If you don’t write code every day, you may not know some of the problems that software developers face on a daily basis:
- Security vulnerabilities in the code
- Code that causes your application to crash
- Code that can be referred to as “technical debt” and needs to be re-written later
- Code that has already been written somewhere that you didn’t know about
Code review helps improve the software we write by allowing other people and/or tools to look it over for us. This review can happen with automated code analysis or test coverage tools — two important pieces of the software development process that can save hours of manual work — or peer review. Peer review is a process where developers review each other's work. When it comes to developing software, speed and urgency are two components that often result in some of the previously mentioned problems. If you don’t release soon enough, your competitor may come out with a new feature first. If you don’t release often enough, your users may doubt whether or not you still care about improvements to your application.
Weighing the time trade-off: code review vs. bug fixing
If someone is able to bring together multiple types of code review in a way that has minimal friction, then the quality of that software written over time will be improved. It would be naive to think that the introduction of new tools or processes would not at first introduce some amount of delay in time. But what is more expensive: time to fix bugs in production, or improving the software before it makes it into production? Even if new tools introduce some lag time in which a new feature can be released and appreciated by customers, that lag time will shorten as the software developers improve their own skills and the software release cycles will increase back to previous levels while bugs should decrease.
One of the keys for achieving this goal of proactively improving code quality with code review is using a platform that is flexible enough to allow software developers to quickly write code, plug in the tools they are familiar with, and do peer review of each others’ code. GitHub is a great example of such a platform. However, putting your code on GitHub doesn’t just magically make code review happen; you have to open a pull request to start down this journey.
Pull requests: a living discussion about code
Pull requests are a tool on GitHub that allows software developers to discuss and propose changes to the main codebase of a project that later can be deployed for all users to see. They were created back in February of 2008 for the purpose of suggesting a change on to someone’s work before it would be accepted (merged) and later deployed to production for end-users to see that change.
Pull requests started out as a loose way to offer your change to someone’s project, but they have evolved into:
- A living discussion about the code you want merged
- Added functionality of increasing the visibility of what changed
- Integration of your favorite tools
- Explicit pull request reviews that can be required as part of a protected branch workflow
Considering code: URLs are forever

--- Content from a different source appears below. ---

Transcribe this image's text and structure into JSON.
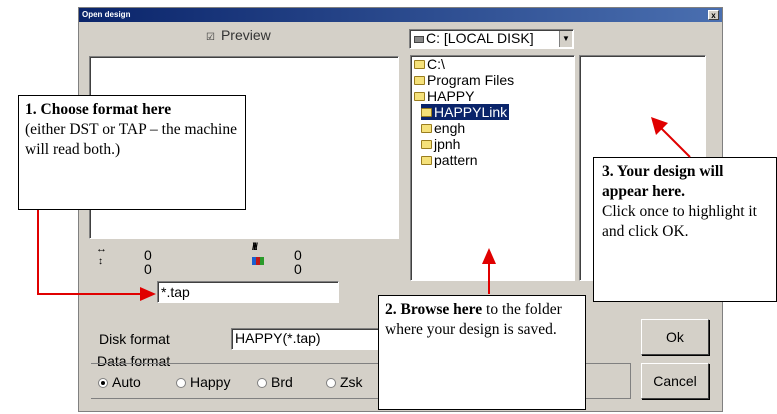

Looking at the first two bullet points above, pull requests foster an ongoing code discussion that makes code changes very visible, as well as making it easy to pick up where you left off on your review. For both new and experienced developers, being able to refer back to these previous discussions about why a feature was developed the way it was or being linked to another conversation about a related feature should be priceless. Context can be so important when coordinating features across multiple projects and keeping everyone in the loop as close as possible to the code is great too. If those features are still being developed, it’s important to be able to just see what’s changed since you last reviewed. After all, it’s far easier to review a small change than a large one, but that’s not always possible with large features. So, it’s important to be able to pick up where you last reviewed and only view the changes since then.
Integrating tools: software developers are opinionated
Considering the third point above, GitHub’s pull requests have a lot of functionality but developers will always have a preference on additional tools. Code quality is a whole realm of code review that involves the other component to code reviews that aren’t necessarily human. Detecting code that’s “inefficient” or slow, a potential security vulnerability, or just not up to company standards is a task best left to automated tools. Tools like SonarQube and Code Climate can analyse your code, while tools like Codecov and Coveralls can tell you if the new code you just wrote is not well tested. The wonder of these tools is that they can plug into GitHub and report their findings right back into the pull request! This means the conversation not only has people reviewing the code, but the tools are reporting there too. Everyone can stay in the loop of exactly how a feature is developing.
Lastly, depending on the preference of your team, you can make the tools and the peer review required by leveraging the required status feature of the protected branch workflow.
Though you may just be getting started on your software development journey, a business stakeholder who wants to know how a project is doing, or a project manager who wants to ensure the timeliness and quality of a project, getting involved in the pull request by setting up an approval workflow and thinking about integration with additional tools to ensure quality is important at any level of software development.
Whether it’s for your personal website, your company’s online store, or the latest combine to harvest this year’s corn with maximum yield, writing good software involves having good code review. Having good code review involves the right tools and platform. To learn more about GitHub and the software development process, take a look at the O’Reilly book, Introducing GitHub, where you can understand creating projects, starting pull requests, and getting an overview of your team's’ software development process.